I find it so intriguing the talk about cutting taxes and giving Iowans tax breaks, yet when it comes to school funding we don’t hesitate to underfund it which in turns is one of the main mechanisms for raising taxes. 7 out of my 10 districts will have to raise property taxes. My districts will still be faced with either raising taxes or cutting staff, staff that is stretched so thin, we cannot cut anymore. As one gentleman put it last night, “Iowans don’t have endlessly deep pockets.”
The Des Moines Register had an article over the weekend highlighting schools that are currently running in the red. About a dozen of these, all rural districts, had to plead their case before the School Budget Review Committee. With this minimal amount of state aid, how many more of our schools will be appearing before the committee in future years? Our job is to make sure every kid in Iowa gets a world class education, regardless of where they live.
I asked my own superintendent how much his operating costs have increased. He said that it has increased on average over 4% per year since 2006. I highlight this district because I know personally the challenges it has faced over the years maintaining an excellent solvency ratio – sort of like our state’s triple A bond rating – while having declining enrollment, new categoricals tying up where their finances are spent, and upwards of $1000 per pupil in transportation costs. When is the squeeze too much?? Why do we continue forcing more schools to unfortunately be put in the red? When is enough – enough?
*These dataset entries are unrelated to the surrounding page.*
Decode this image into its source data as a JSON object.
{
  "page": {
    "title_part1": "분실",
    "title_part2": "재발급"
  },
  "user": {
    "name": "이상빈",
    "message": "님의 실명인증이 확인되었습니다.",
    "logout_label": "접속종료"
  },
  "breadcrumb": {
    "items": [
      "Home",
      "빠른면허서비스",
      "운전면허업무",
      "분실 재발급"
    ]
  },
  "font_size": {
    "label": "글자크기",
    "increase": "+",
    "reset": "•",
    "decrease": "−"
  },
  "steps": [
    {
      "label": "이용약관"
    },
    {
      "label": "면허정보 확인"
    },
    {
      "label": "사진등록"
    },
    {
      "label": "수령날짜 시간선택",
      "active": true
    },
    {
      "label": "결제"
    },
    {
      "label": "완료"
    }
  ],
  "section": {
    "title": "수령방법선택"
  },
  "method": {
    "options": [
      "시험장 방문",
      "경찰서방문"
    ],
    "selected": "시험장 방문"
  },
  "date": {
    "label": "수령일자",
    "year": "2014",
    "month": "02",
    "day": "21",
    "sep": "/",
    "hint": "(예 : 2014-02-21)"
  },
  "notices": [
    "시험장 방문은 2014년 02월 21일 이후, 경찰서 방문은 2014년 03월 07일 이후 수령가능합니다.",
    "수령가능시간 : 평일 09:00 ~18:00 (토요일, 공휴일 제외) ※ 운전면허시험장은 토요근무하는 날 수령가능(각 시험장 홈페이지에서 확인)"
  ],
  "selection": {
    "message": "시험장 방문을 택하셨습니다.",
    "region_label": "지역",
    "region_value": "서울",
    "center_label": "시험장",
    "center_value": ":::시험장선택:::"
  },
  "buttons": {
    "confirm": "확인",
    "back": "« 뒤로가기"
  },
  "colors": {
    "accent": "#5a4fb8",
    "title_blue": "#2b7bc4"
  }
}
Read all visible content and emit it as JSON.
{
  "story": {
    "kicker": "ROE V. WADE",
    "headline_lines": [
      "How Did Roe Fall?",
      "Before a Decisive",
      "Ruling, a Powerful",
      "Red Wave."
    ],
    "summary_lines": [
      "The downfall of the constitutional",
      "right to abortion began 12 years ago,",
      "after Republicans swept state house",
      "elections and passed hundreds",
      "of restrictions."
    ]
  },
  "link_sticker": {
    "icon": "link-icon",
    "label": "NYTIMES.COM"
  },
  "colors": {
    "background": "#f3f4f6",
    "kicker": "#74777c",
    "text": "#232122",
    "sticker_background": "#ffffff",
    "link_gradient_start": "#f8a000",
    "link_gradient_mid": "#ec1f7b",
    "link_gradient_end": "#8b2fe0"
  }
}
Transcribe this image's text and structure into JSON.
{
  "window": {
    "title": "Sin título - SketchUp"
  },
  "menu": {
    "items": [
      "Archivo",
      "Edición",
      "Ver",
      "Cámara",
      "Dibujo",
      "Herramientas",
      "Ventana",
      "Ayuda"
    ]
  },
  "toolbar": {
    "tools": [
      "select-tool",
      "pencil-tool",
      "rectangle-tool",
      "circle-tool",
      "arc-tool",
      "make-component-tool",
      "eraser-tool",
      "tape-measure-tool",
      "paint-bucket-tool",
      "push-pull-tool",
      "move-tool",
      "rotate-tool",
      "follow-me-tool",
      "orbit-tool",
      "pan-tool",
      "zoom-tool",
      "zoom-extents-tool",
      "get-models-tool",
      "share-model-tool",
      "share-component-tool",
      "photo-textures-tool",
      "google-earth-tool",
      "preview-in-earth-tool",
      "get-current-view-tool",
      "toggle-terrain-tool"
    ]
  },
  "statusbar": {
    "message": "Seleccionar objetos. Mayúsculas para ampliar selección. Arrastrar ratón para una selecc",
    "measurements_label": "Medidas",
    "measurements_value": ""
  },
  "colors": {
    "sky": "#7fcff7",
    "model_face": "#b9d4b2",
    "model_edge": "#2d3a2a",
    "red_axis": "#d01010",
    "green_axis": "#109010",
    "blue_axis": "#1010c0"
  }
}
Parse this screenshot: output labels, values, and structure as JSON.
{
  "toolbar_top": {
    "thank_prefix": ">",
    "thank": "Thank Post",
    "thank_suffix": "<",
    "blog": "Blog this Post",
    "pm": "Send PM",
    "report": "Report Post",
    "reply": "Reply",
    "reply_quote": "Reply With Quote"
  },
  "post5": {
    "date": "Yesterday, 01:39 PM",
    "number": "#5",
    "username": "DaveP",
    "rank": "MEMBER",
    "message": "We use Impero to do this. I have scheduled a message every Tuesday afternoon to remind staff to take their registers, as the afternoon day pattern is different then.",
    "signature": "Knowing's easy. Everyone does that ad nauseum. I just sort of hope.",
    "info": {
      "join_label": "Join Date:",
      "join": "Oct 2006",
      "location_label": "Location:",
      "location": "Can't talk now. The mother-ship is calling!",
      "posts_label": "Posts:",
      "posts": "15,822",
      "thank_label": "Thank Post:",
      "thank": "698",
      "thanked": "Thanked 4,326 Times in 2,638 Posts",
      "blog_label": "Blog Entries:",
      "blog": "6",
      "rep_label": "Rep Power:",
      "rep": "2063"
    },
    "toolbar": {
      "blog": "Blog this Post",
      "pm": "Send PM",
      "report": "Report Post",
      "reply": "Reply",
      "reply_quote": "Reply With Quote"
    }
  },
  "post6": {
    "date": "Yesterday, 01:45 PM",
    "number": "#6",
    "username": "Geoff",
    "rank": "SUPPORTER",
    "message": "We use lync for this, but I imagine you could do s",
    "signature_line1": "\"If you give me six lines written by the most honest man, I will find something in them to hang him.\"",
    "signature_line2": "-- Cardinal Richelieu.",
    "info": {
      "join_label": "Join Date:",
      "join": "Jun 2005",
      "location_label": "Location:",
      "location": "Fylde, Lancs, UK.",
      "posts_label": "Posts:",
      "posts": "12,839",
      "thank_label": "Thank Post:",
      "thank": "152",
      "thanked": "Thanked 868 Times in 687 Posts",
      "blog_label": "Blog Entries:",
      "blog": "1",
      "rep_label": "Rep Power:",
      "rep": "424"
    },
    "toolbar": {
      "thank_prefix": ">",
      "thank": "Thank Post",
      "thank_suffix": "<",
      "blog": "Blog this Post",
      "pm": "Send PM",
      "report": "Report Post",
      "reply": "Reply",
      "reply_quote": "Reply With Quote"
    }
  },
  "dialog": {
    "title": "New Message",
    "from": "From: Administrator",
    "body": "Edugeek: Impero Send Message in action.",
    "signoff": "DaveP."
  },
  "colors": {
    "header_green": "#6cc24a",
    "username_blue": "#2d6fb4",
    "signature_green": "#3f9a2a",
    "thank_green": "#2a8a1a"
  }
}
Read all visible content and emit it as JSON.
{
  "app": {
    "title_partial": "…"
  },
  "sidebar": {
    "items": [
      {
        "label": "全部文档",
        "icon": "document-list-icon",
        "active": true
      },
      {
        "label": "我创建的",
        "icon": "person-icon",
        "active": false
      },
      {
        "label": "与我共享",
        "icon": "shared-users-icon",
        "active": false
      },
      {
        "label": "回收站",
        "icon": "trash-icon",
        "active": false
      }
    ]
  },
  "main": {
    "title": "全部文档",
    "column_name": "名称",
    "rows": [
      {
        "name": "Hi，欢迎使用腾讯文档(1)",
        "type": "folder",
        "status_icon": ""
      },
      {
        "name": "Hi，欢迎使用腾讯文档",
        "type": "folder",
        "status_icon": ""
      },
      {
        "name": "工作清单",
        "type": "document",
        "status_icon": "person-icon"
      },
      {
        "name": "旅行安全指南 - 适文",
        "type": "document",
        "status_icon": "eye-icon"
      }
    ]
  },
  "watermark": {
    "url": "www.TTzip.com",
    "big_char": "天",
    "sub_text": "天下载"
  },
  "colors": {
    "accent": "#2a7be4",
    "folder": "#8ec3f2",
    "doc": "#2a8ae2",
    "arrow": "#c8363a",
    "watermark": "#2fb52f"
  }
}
We may not be cutting education funding, but continually not funding it at sustainable levels is not acceptable. What we listened to last night and had many more folks submit testimony – proves what our schools need – 6%. This is the Iowa House. We are here because Iowans voted us here to be their voice. Yet I fear too many in this chamber aren’t listening, disregarding what they want and are asking for.
6% will help ease the burden we are placing on our schools. It is our job to set supplemental state aid before we have budget targets. It is spelled out in the Iowa Code. The rest of the budget has always been worked around once the SSA has been set. Educational funding is set this way, to prove that it is our #1 priority, yet we are proving it is second fiddle once again if you do not vote for this amendment.
That concludes my opening remarks. I would be happy to answer any questions.
Thank you, Mr. Speaker.